From the start of the 2022 season, it was clear that more-experienced drivers fared worse with the Next Gen car than their less-experienced counterparts.
Some veteran drivers, like Denny Hamlin, seemed to come to grips with the car in the later portions of the season.
One measure of the struggle to adapt is the change in a driver’s season-ending rank.
Changes in Season Ranking: 2021-2022
My first graph shows the changes in season ranking for all drivers who ran full seasons in 2021 and 2022. I discuss this graph’s in my NBC Sports column, but I wanted to expand on some of the details here.
The drivers with the biggest losses (on the left) are veteran drivers, while those with the largest gains (on the right) are less-experienced drivers.
A better way to view this data (although it obscures the starting and ending points) is by plotting the change versus driver experience.
More-Experienced Drivers in the Next Gen Ca
Age is a lousy proxy for experience. The number of races run is a much better measure — although it still doesn’t account for individual talent. But there’s only so much you can do with a single parameter. The positive is that we’re comparing each individual to himself in this analysis.
So let’s plot change in rank versus number of races run at the end of the 2022 season. Again, I include only drivers who ran all races in both seasons,
I discussed individual drivers in the NBC article. Here, I want to focus on the trend. The data trend from lower right to upper left. There’s a lot of scatter because only 19 drivers were eligible.
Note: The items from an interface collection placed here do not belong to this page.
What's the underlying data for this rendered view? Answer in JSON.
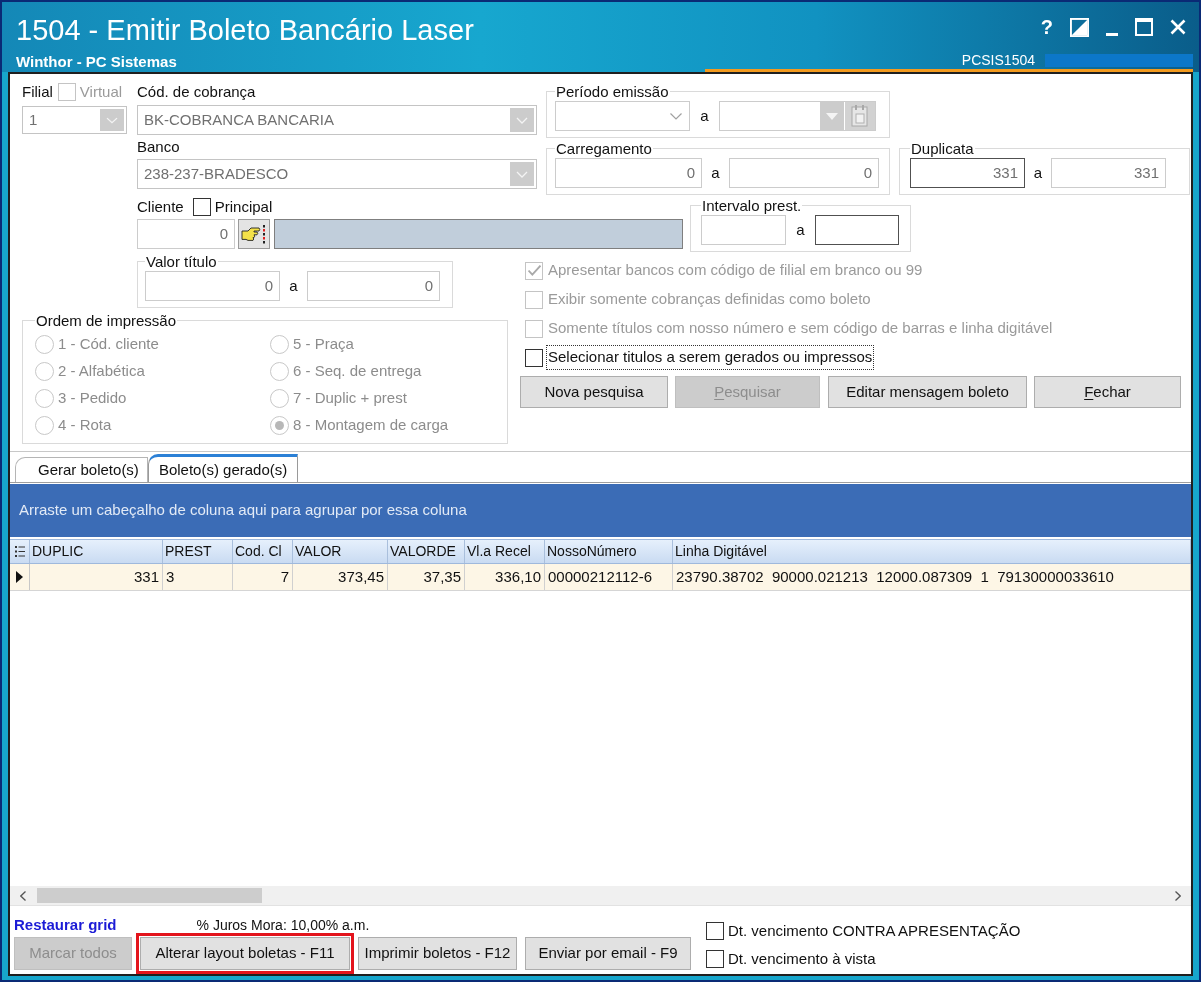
{
  "window": {
    "title": "1504 - Emitir Boleto Bancário Laser",
    "subtitle": "Winthor - PC Sistemas",
    "help": "?",
    "program_code": "PCSIS1504"
  },
  "filial": {
    "label": "Filial",
    "virtual": {
      "label": "Virtual",
      "checked": false,
      "disabled": true
    },
    "value": "1",
    "disabled": true
  },
  "cod_cobranca": {
    "label": "Cód. de cobrança",
    "value": "BK-COBRANCA BANCARIA",
    "disabled": true
  },
  "banco": {
    "label": "Banco",
    "value": "238-237-BRADESCO",
    "disabled": true
  },
  "cliente": {
    "label": "Cliente",
    "principal": {
      "label": "Principal",
      "checked": false,
      "disabled": false
    },
    "value": "0"
  },
  "periodo_emissao": {
    "label": "Período emissão",
    "separator": "a"
  },
  "carregamento": {
    "label": "Carregamento",
    "from": {
      "value": "0",
      "active": false
    },
    "separator": "a",
    "to": {
      "value": "0",
      "active": false
    }
  },
  "duplicata": {
    "label": "Duplicata",
    "from": {
      "value": "331",
      "active": true
    },
    "separator": "a",
    "to": {
      "value": "331",
      "active": false
    }
  },
  "intervalo_prest": {
    "label": "Intervalo prest.",
    "from": {
      "active": false
    },
    "separator": "a",
    "to": {
      "active": true
    }
  },
  "valor_titulo": {
    "label": "Valor título",
    "from": {
      "value": "0",
      "active": false
    },
    "separator": "a",
    "to": {
      "value": "0",
      "active": false
    }
  },
  "ordem_impressao": {
    "label": "Ordem de impressão",
    "disabled": true,
    "options": [
      {
        "label": "1 - Cód. cliente",
        "selected": false
      },
      {
        "label": "2 - Alfabética",
        "selected": false
      },
      {
        "label": "3 - Pedido",
        "selected": false
      },
      {
        "label": "4 - Rota",
        "selected": false
      },
      {
        "label": "5 - Praça",
        "selected": false
      },
      {
        "label": "6 - Seq. de entrega",
        "selected": false
      },
      {
        "label": "7 - Duplic + prest",
        "selected": false
      },
      {
        "label": "8 - Montagem de carga",
        "selected": true
      }
    ]
  },
  "options": [
    {
      "label": "Apresentar bancos com código de filial em branco ou 99",
      "checked": true,
      "disabled": true,
      "focused": false
    },
    {
      "label": "Exibir somente cobranças definidas como boleto",
      "checked": false,
      "disabled": true,
      "focused": false
    },
    {
      "label": "Somente títulos com nosso número e sem código de barras e linha digitável",
      "checked": false,
      "disabled": true,
      "focused": false
    },
    {
      "label": "Selecionar titulos a serem gerados ou impressos",
      "checked": false,
      "disabled": false,
      "focused": true
    }
  ],
  "actions": [
    {
      "label": "Nova pesquisa",
      "disabled": false,
      "mnemonic": false
    },
    {
      "label": "Pesquisar",
      "disabled": true,
      "mnemonic": true
    },
    {
      "label": "Editar mensagem boleto",
      "disabled": false,
      "mnemonic": false
    },
    {
      "label": "Fechar",
      "disabled": false,
      "mnemonic": true
    }
  ],
  "tabs": [
    {
      "label": "Gerar boleto(s)",
      "selected": false
    },
    {
      "label": "Boleto(s) gerado(s)",
      "selected": true
    }
  ],
  "grid": {
    "group_panel": "Arraste um cabeçalho de coluna aqui para agrupar por essa coluna",
    "columns": [
      {
        "label": "DUPLIC",
        "kind": "number"
      },
      {
        "label": "PREST",
        "kind": "text"
      },
      {
        "label": "Cod. Cl",
        "kind": "number"
      },
      {
        "label": "VALOR",
        "kind": "number"
      },
      {
        "label": "VALORDE",
        "kind": "number"
      },
      {
        "label": "Vl.a Recel",
        "kind": "number"
      },
      {
        "label": "NossoNúmero",
        "kind": "text"
      },
      {
        "label": "Linha Digitável",
        "kind": "text"
      }
    ],
    "rows": [
      {
        "selected": true,
        "cells": [
          "331",
          "3",
          "7",
          "373,45",
          "37,35",
          "336,10",
          "00000212112-6",
          "23790.38702  90000.021213  12000.087309  1  79130000033610"
        ]
      }
    ]
  },
  "footer": {
    "restore_link": "Restaurar grid",
    "interest": "% Juros Mora: 10,00% a.m.",
    "buttons": [
      {
        "label": "Marcar todos",
        "disabled": true,
        "highlighted": false
      },
      {
        "label": "Alterar layout boletas - F11",
        "disabled": false,
        "highlighted": true
      },
      {
        "label": "Imprimir boletos - F12",
        "disabled": false,
        "highlighted": false
      },
      {
        "label": "Enviar por email - F9",
        "disabled": false,
        "highlighted": false
      }
    ],
    "checks": [
      {
        "label": "Dt. vencimento CONTRA APRESENTAÇÃO",
        "checked": false
      },
      {
        "label": "Dt. vencimento à vista",
        "checked": false
      }
    ]
  }
}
Here’s the same graph without names, but with a line to guide the eye. Even with the small amount of data, I think it’s pretty strong numerical confirmation that more-experienced drivers fared worse with the Next Gen car.
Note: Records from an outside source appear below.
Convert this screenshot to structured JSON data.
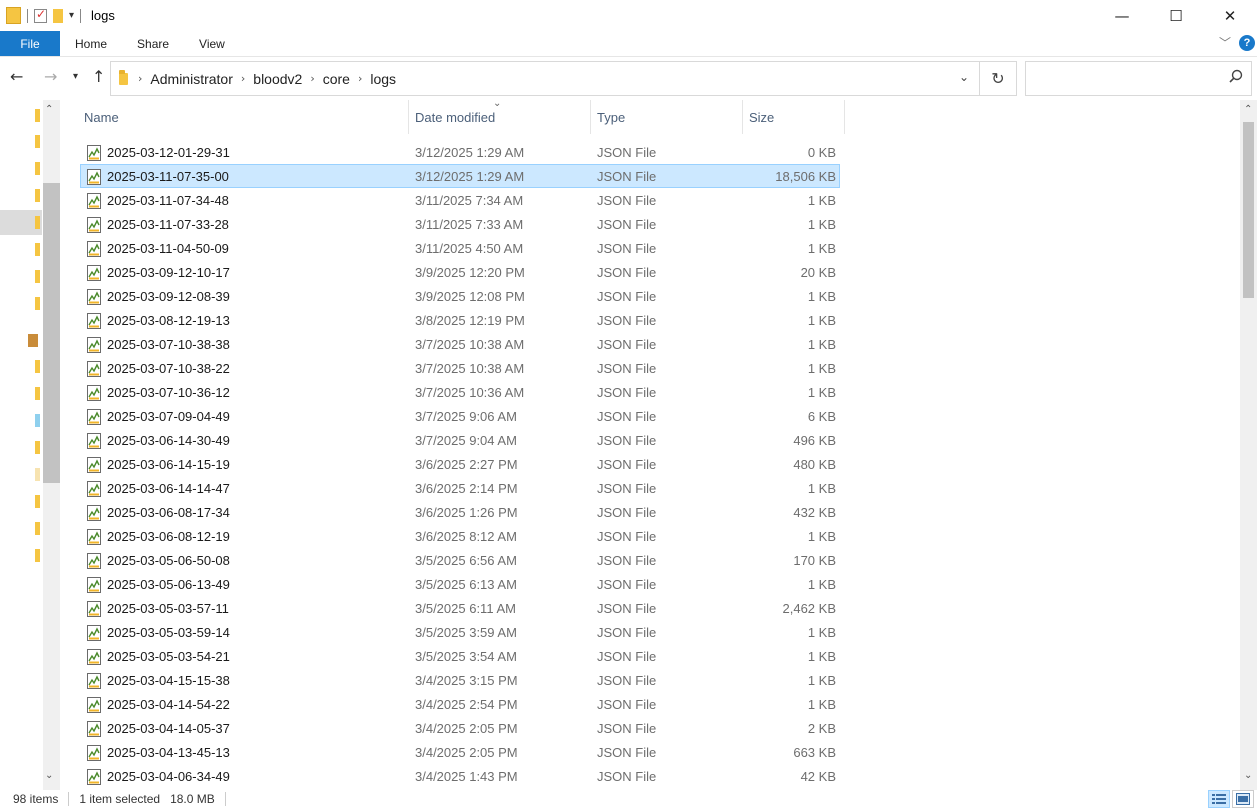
{
  "window": {
    "title": "logs",
    "minimize_glyph": "—",
    "maximize_glyph": "☐",
    "close_glyph": "✕"
  },
  "ribbon": {
    "tabs": [
      "File",
      "Home",
      "Share",
      "View"
    ],
    "help_label": "?"
  },
  "address": {
    "crumbs": [
      "Administrator",
      "bloodv2",
      "core",
      "logs"
    ],
    "search_placeholder": ""
  },
  "columns": {
    "name": "Name",
    "date": "Date modified",
    "type": "Type",
    "size": "Size"
  },
  "icons": {
    "file": "json-file-icon",
    "back": "back-arrow-icon",
    "forward": "forward-arrow-icon",
    "up": "up-arrow-icon",
    "refresh": "refresh-icon",
    "search": "search-icon"
  },
  "colors": {
    "accent": "#1979ca",
    "selection_bg": "#cce8ff",
    "selection_border": "#99d1ff"
  },
  "files": [
    {
      "name": "2025-03-12-01-29-31",
      "date": "3/12/2025 1:29 AM",
      "type": "JSON File",
      "size": "0 KB",
      "selected": false
    },
    {
      "name": "2025-03-11-07-35-00",
      "date": "3/12/2025 1:29 AM",
      "type": "JSON File",
      "size": "18,506 KB",
      "selected": true
    },
    {
      "name": "2025-03-11-07-34-48",
      "date": "3/11/2025 7:34 AM",
      "type": "JSON File",
      "size": "1 KB",
      "selected": false
    },
    {
      "name": "2025-03-11-07-33-28",
      "date": "3/11/2025 7:33 AM",
      "type": "JSON File",
      "size": "1 KB",
      "selected": false
    },
    {
      "name": "2025-03-11-04-50-09",
      "date": "3/11/2025 4:50 AM",
      "type": "JSON File",
      "size": "1 KB",
      "selected": false
    },
    {
      "name": "2025-03-09-12-10-17",
      "date": "3/9/2025 12:20 PM",
      "type": "JSON File",
      "size": "20 KB",
      "selected": false
    },
    {
      "name": "2025-03-09-12-08-39",
      "date": "3/9/2025 12:08 PM",
      "type": "JSON File",
      "size": "1 KB",
      "selected": false
    },
    {
      "name": "2025-03-08-12-19-13",
      "date": "3/8/2025 12:19 PM",
      "type": "JSON File",
      "size": "1 KB",
      "selected": false
    },
    {
      "name": "2025-03-07-10-38-38",
      "date": "3/7/2025 10:38 AM",
      "type": "JSON File",
      "size": "1 KB",
      "selected": false
    },
    {
      "name": "2025-03-07-10-38-22",
      "date": "3/7/2025 10:38 AM",
      "type": "JSON File",
      "size": "1 KB",
      "selected": false
    },
    {
      "name": "2025-03-07-10-36-12",
      "date": "3/7/2025 10:36 AM",
      "type": "JSON File",
      "size": "1 KB",
      "selected": false
    },
    {
      "name": "2025-03-07-09-04-49",
      "date": "3/7/2025 9:06 AM",
      "type": "JSON File",
      "size": "6 KB",
      "selected": false
    },
    {
      "name": "2025-03-06-14-30-49",
      "date": "3/7/2025 9:04 AM",
      "type": "JSON File",
      "size": "496 KB",
      "selected": false
    },
    {
      "name": "2025-03-06-14-15-19",
      "date": "3/6/2025 2:27 PM",
      "type": "JSON File",
      "size": "480 KB",
      "selected": false
    },
    {
      "name": "2025-03-06-14-14-47",
      "date": "3/6/2025 2:14 PM",
      "type": "JSON File",
      "size": "1 KB",
      "selected": false
    },
    {
      "name": "2025-03-06-08-17-34",
      "date": "3/6/2025 1:26 PM",
      "type": "JSON File",
      "size": "432 KB",
      "selected": false
    },
    {
      "name": "2025-03-06-08-12-19",
      "date": "3/6/2025 8:12 AM",
      "type": "JSON File",
      "size": "1 KB",
      "selected": false
    },
    {
      "name": "2025-03-05-06-50-08",
      "date": "3/5/2025 6:56 AM",
      "type": "JSON File",
      "size": "170 KB",
      "selected": false
    },
    {
      "name": "2025-03-05-06-13-49",
      "date": "3/5/2025 6:13 AM",
      "type": "JSON File",
      "size": "1 KB",
      "selected": false
    },
    {
      "name": "2025-03-05-03-57-11",
      "date": "3/5/2025 6:11 AM",
      "type": "JSON File",
      "size": "2,462 KB",
      "selected": false
    },
    {
      "name": "2025-03-05-03-59-14",
      "date": "3/5/2025 3:59 AM",
      "type": "JSON File",
      "size": "1 KB",
      "selected": false
    },
    {
      "name": "2025-03-05-03-54-21",
      "date": "3/5/2025 3:54 AM",
      "type": "JSON File",
      "size": "1 KB",
      "selected": false
    },
    {
      "name": "2025-03-04-15-15-38",
      "date": "3/4/2025 3:15 PM",
      "type": "JSON File",
      "size": "1 KB",
      "selected": false
    },
    {
      "name": "2025-03-04-14-54-22",
      "date": "3/4/2025 2:54 PM",
      "type": "JSON File",
      "size": "1 KB",
      "selected": false
    },
    {
      "name": "2025-03-04-14-05-37",
      "date": "3/4/2025 2:05 PM",
      "type": "JSON File",
      "size": "2 KB",
      "selected": false
    },
    {
      "name": "2025-03-04-13-45-13",
      "date": "3/4/2025 2:05 PM",
      "type": "JSON File",
      "size": "663 KB",
      "selected": false
    },
    {
      "name": "2025-03-04-06-34-49",
      "date": "3/4/2025 1:43 PM",
      "type": "JSON File",
      "size": "42 KB",
      "selected": false
    }
  ],
  "status": {
    "item_count": "98 items",
    "selection": "1 item selected",
    "selection_size": "18.0 MB"
  }
}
But Don’t More-Experienced Drivers Normally Do Worse?
Just to check, I made the same graph for 2020-2021.
This graph shows much smaller changes and the lower left/upper right trend isn’t evident. More-experienced drivers (as a group) didn’t do significantly worse with the same car.
Why Not Age?
I plotted the same data versus the driver’s age as of the last race of the 2022 season.
You can see the same overall trend, but it’s less evident plotting the data this way.
Other Data Support the Trend
The elimination-playoff format skews the season rankings. The numbers say that Kyle Busch had a better season than Tyler Reddick, but I don’t buy that.
Top-10 and average finish data, because they aren’t subject to the artificial constraints of the playoff format, are more objective. I didn’t have time to get into the particularities of that data in the other article, so I’m showing it here.
Both metrics they show the same trend as the rank data.
I used the slider widget here so that you can see the data without names cluttering up the graph; however, I thought you might also be interested in which data point corresponds to which driver.
Average Finish Position
I think the changes in average finish shows the trend most clearly.
All three parameters together make a strong case that more-experienced drivers fared worse with the Next Gen car than less-experienced drivers.